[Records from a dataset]
===============
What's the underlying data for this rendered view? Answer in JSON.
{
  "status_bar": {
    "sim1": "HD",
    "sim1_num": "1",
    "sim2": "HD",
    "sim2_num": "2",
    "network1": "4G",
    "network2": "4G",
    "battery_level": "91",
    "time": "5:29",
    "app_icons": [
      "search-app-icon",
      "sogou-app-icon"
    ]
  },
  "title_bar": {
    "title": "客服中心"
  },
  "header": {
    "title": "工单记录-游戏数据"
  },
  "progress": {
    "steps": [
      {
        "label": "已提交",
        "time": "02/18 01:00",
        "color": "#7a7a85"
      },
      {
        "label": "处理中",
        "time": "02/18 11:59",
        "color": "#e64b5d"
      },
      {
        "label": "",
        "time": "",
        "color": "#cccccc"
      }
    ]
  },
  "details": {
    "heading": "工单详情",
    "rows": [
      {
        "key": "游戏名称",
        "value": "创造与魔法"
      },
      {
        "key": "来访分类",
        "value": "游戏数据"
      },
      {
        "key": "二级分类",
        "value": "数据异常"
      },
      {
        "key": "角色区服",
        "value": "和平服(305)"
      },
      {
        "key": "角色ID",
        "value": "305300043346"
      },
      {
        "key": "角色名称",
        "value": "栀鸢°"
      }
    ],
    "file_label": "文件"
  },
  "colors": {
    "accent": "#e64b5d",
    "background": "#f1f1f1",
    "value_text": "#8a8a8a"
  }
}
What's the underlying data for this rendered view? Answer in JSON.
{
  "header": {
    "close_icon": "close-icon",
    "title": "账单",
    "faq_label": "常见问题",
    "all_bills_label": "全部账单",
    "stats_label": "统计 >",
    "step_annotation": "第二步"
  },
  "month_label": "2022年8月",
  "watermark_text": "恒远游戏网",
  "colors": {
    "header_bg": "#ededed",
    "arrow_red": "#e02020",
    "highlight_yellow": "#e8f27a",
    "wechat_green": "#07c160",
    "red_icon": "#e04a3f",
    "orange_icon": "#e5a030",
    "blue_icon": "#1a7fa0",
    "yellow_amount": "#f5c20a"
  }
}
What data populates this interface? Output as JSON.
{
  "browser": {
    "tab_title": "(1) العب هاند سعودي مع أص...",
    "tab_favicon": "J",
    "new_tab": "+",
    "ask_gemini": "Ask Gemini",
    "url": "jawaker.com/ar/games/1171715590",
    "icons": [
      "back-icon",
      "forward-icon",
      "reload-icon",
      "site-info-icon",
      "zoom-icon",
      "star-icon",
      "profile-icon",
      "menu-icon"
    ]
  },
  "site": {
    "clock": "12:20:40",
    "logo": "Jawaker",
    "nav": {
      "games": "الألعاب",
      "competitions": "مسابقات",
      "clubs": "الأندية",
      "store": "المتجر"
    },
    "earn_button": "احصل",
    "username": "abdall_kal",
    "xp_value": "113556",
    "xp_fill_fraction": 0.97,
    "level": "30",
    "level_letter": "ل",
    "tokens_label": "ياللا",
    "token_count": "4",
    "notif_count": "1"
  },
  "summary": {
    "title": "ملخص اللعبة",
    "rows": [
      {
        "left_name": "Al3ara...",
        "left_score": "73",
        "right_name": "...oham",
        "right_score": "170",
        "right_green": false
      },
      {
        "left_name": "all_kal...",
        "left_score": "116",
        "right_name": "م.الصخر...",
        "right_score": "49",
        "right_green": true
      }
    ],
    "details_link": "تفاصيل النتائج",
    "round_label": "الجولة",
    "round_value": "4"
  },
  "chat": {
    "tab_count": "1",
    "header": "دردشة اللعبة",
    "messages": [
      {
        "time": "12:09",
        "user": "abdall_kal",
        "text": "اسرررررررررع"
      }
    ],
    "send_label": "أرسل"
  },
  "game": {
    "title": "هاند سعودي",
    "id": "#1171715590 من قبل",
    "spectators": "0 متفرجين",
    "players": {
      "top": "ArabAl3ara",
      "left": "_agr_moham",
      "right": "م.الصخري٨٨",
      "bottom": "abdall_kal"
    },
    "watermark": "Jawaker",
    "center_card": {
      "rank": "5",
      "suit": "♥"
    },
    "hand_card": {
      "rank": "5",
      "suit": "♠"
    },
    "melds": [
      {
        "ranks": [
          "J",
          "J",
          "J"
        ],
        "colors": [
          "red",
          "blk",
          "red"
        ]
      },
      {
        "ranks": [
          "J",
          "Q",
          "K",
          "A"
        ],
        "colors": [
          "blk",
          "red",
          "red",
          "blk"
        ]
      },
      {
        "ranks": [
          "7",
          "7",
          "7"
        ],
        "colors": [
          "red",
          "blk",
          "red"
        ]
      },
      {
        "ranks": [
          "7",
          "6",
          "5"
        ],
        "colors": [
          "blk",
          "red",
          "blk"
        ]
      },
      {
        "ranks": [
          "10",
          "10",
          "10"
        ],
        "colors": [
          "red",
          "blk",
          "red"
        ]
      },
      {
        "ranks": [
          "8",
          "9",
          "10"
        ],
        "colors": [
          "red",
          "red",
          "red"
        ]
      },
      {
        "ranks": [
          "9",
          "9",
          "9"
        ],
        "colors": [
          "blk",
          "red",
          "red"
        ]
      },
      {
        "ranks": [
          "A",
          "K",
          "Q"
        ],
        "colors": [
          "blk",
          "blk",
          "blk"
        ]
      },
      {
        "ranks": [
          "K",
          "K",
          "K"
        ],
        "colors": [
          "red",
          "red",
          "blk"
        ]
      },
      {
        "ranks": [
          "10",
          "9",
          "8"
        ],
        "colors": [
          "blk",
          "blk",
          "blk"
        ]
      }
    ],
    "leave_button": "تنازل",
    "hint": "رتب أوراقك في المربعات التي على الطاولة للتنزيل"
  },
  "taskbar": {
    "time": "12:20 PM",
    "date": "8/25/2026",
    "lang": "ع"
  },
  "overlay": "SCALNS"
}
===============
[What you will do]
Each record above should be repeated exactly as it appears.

[Exercise response]
What's the underlying data for this rendered view? Answer in JSON.
{
  "status_bar": {
    "sim1": "HD",
    "sim1_num": "1",
    "sim2": "HD",
    "sim2_num": "2",
    "network1": "4G",
    "network2": "4G",
    "battery_level": "91",
    "time": "5:29",
    "app_icons": [
      "search-app-icon",
      "sogou-app-icon"
    ]
  },
  "title_bar": {
    "title": "客服中心"
  },
  "header": {
    "title": "工单记录-游戏数据"
  },
  "progress": {
    "steps": [
      {
        "label": "已提交",
        "time": "02/18 01:00",
        "color": "#7a7a85"
      },
      {
        "label": "处理中",
        "time": "02/18 11:59",
        "color": "#e64b5d"
      },
      {
        "label": "",
        "time": "",
        "color": "#cccccc"
      }
    ]
  },
  "details": {
    "heading": "工单详情",
    "rows": [
      {
        "key": "游戏名称",
        "value": "创造与魔法"
      },
      {
        "key": "来访分类",
        "value": "游戏数据"
      },
      {
        "key": "二级分类",
        "value": "数据异常"
      },
      {
        "key": "角色区服",
        "value": "和平服(305)"
      },
      {
        "key": "角色ID",
        "value": "305300043346"
      },
      {
        "key": "角色名称",
        "value": "栀鸢°"
      }
    ],
    "file_label": "文件"
  },
  "colors": {
    "accent": "#e64b5d",
    "background": "#f1f1f1",
    "value_text": "#8a8a8a"
  }
}
What's the underlying data for this rendered view? Answer in JSON.
{
  "header": {
    "close_icon": "close-icon",
    "title": "账单",
    "faq_label": "常见问题",
    "all_bills_label": "全部账单",
    "stats_label": "统计 >",
    "step_annotation": "第二步"
  },
  "month_label": "2022年8月",
  "watermark_text": "恒远游戏网",
  "colors": {
    "header_bg": "#ededed",
    "arrow_red": "#e02020",
    "highlight_yellow": "#e8f27a",
    "wechat_green": "#07c160",
    "red_icon": "#e04a3f",
    "orange_icon": "#e5a030",
    "blue_icon": "#1a7fa0",
    "yellow_amount": "#f5c20a"
  }
}
What data populates this interface? Output as JSON.
{
  "browser": {
    "tab_title": "(1) العب هاند سعودي مع أص...",
    "tab_favicon": "J",
    "new_tab": "+",
    "ask_gemini": "Ask Gemini",
    "url": "jawaker.com/ar/games/1171715590",
    "icons": [
      "back-icon",
      "forward-icon",
      "reload-icon",
      "site-info-icon",
      "zoom-icon",
      "star-icon",
      "profile-icon",
      "menu-icon"
    ]
  },
  "site": {
    "clock": "12:20:40",
    "logo": "Jawaker",
    "nav": {
      "games": "الألعاب",
      "competitions": "مسابقات",
      "clubs": "الأندية",
      "store": "المتجر"
    },
    "earn_button": "احصل",
    "username": "abdall_kal",
    "xp_value": "113556",
    "xp_fill_fraction": 0.97,
    "level": "30",
    "level_letter": "ل",
    "tokens_label": "ياللا",
    "token_count": "4",
    "notif_count": "1"
  },
  "summary": {
    "title": "ملخص اللعبة",
    "rows": [
      {
        "left_name": "Al3ara...",
        "left_score": "73",
        "right_name": "...oham",
        "right_score": "170",
        "right_green": false
      },
      {
        "left_name": "all_kal...",
        "left_score": "116",
        "right_name": "م.الصخر...",
        "right_score": "49",
        "right_green": true
      }
    ],
    "details_link": "تفاصيل النتائج",
    "round_label": "الجولة",
    "round_value": "4"
  },
  "chat": {
    "tab_count": "1",
    "header": "دردشة اللعبة",
    "messages": [
      {
        "time": "12:09",
        "user": "abdall_kal",
        "text": "اسرررررررررع"
      }
    ],
    "send_label": "أرسل"
  },
  "game": {
    "title": "هاند سعودي",
    "id": "#1171715590 من قبل",
    "spectators": "0 متفرجين",
    "players": {
      "top": "ArabAl3ara",
      "left": "_agr_moham",
      "right": "م.الصخري٨٨",
      "bottom": "abdall_kal"
    },
    "watermark": "Jawaker",
    "center_card": {
      "rank": "5",
      "suit": "♥"
    },
    "hand_card": {
      "rank": "5",
      "suit": "♠"
    },
    "melds": [
      {
        "ranks": [
          "J",
          "J",
          "J"
        ],
        "colors": [
          "red",
          "blk",
          "red"
        ]
      },
      {
        "ranks": [
          "J",
          "Q",
          "K",
          "A"
        ],
        "colors": [
          "blk",
          "red",
          "red",
          "blk"
        ]
      },
      {
        "ranks": [
          "7",
          "7",
          "7"
        ],
        "colors": [
          "red",
          "blk",
          "red"
        ]
      },
      {
        "ranks": [
          "7",
          "6",
          "5"
        ],
        "colors": [
          "blk",
          "red",
          "blk"
        ]
      },
      {
        "ranks": [
          "10",
          "10",
          "10"
        ],
        "colors": [
          "red",
          "blk",
          "red"
        ]
      },
      {
        "ranks": [
          "8",
          "9",
          "10"
        ],
        "colors": [
          "red",
          "red",
          "red"
        ]
      },
      {
        "ranks": [
          "9",
          "9",
          "9"
        ],
        "colors": [
          "blk",
          "red",
          "red"
        ]
      },
      {
        "ranks": [
          "A",
          "K",
          "Q"
        ],
        "colors": [
          "blk",
          "blk",
          "blk"
        ]
      },
      {
        "ranks": [
          "K",
          "K",
          "K"
        ],
        "colors": [
          "red",
          "red",
          "blk"
        ]
      },
      {
        "ranks": [
          "10",
          "9",
          "8"
        ],
        "colors": [
          "blk",
          "blk",
          "blk"
        ]
      }
    ],
    "leave_button": "تنازل",
    "hint": "رتب أوراقك في المربعات التي على الطاولة للتنزيل"
  },
  "taskbar": {
    "time": "12:20 PM",
    "date": "8/25/2026",
    "lang": "ع"
  },
  "overlay": "SCALNS"
}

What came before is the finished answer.